your input in this thread has been substantive and valuable! thanks for your contribution
Attorneys: Pregnant woman's fetus in Texas suffers from severe abnormalities.
Unless you've actually been in this situation, perhaps you shouldn't judge people for the choices they make or assume you would make a more rational one.
Oh? Well lock the thread up folk. Calvin has spoken.
According to the lawyers, the fetus has severe deformities in its lower extremities, so its gender is impossible to determine. It also suffers from hydrocephalus, a condition that involves excess fluid in the brain cavities and can lead to either mental disability or death. It may have a heart problem, although the attorneys say that the extent of the issues cannot yet be determined. The statement did not indicate whether the fetus is considered to be viable.
its jesus' little miracle, you guys! thanks, texas hospital officials!
Do you think it's rare to have a brain dead relative on life support? Tons of people have been in this position, and 99.999% of them sensibly choose to say goodbye to their loved ones instead of taking the hospital to court. If it matters to you, my mother was brain dead and on life support back in 2002.
What I'm sure the medical community has explained to Jahi McMaths' family, and which they are apparently not getting, is that "brain dead on life support" is not the same as lying in a coma, with life processes still controlled by the body. A comatose person whose heart is beating on its own may have a chance of waking up eventually, depending on how long they've been in a coma, what kind of damage their brain may have sustained, and so on.
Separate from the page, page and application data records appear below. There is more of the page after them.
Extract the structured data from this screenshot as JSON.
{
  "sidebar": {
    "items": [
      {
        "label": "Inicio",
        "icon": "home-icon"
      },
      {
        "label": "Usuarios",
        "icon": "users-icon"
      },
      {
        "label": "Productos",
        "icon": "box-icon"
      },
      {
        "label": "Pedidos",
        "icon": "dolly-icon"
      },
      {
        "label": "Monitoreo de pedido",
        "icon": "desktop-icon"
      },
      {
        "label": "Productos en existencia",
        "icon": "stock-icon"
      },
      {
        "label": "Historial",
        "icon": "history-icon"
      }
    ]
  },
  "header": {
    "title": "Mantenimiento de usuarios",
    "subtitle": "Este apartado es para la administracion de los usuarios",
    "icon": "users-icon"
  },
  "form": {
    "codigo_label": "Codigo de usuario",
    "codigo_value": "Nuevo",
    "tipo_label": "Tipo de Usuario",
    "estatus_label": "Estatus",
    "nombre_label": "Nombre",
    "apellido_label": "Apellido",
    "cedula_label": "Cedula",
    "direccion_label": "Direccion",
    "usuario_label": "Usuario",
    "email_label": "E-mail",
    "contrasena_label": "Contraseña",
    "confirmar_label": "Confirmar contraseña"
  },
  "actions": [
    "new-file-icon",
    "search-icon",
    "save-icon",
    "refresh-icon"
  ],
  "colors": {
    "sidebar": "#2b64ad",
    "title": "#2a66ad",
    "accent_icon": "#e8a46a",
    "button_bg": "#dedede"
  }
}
Someone who is brain dead will never, ever wake up. Ever. Furthermore, life support machines are very damaging to human organs. It's not the same as your own heart and lungs doing their job. What will happen to Jahi's body is that one organ system after another will start to shut down, until she basically liquefies in her hospital bed. In explaining this point to us, the ICU staff at my mother's hospital cited a recent case in which a family insisted on keeping a dead man's organs functioning until he mildewed from the inside out. I don't think it's a very respectful way to treat the dead, keeping their organs artificially functioning while they decompose a little at a time. If you believe that your loved one is somehow alive so long as one cell of their body is still living, better to donate their organs.
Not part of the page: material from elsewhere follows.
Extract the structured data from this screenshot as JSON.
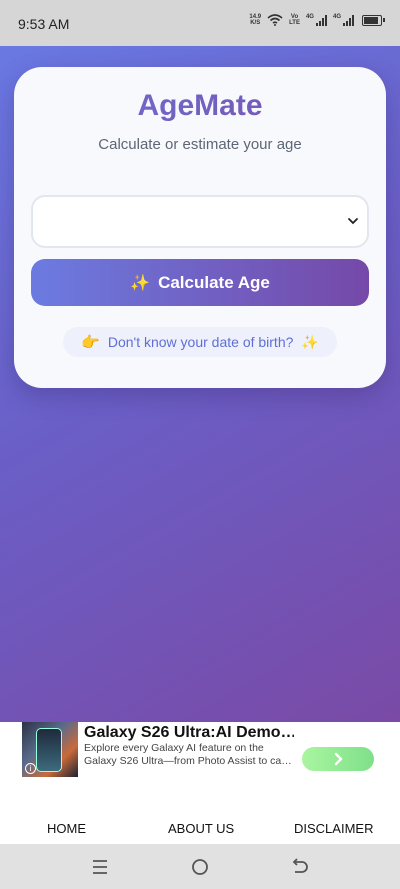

I suppose you could argue that even if keeping Jahi's body around for an extended period of time doesn't help Jahi herself, it doesn't really hurt anybody, and it will make the family happy. Except it does hurt people. Keeping the organs of a brain-dead person functioning requires an enormous commitment of skilled man hours and complex machinery. These are resources that could be put toward saving another person's life, or at least providing palliative care to someone who is unsavable, but still undeniably alive.
Jahi's family needs to let go. I feel terrible for them, but their daughter isn't coming back.
And yes, we pulled the plug on my mother the morning the EEG went flat.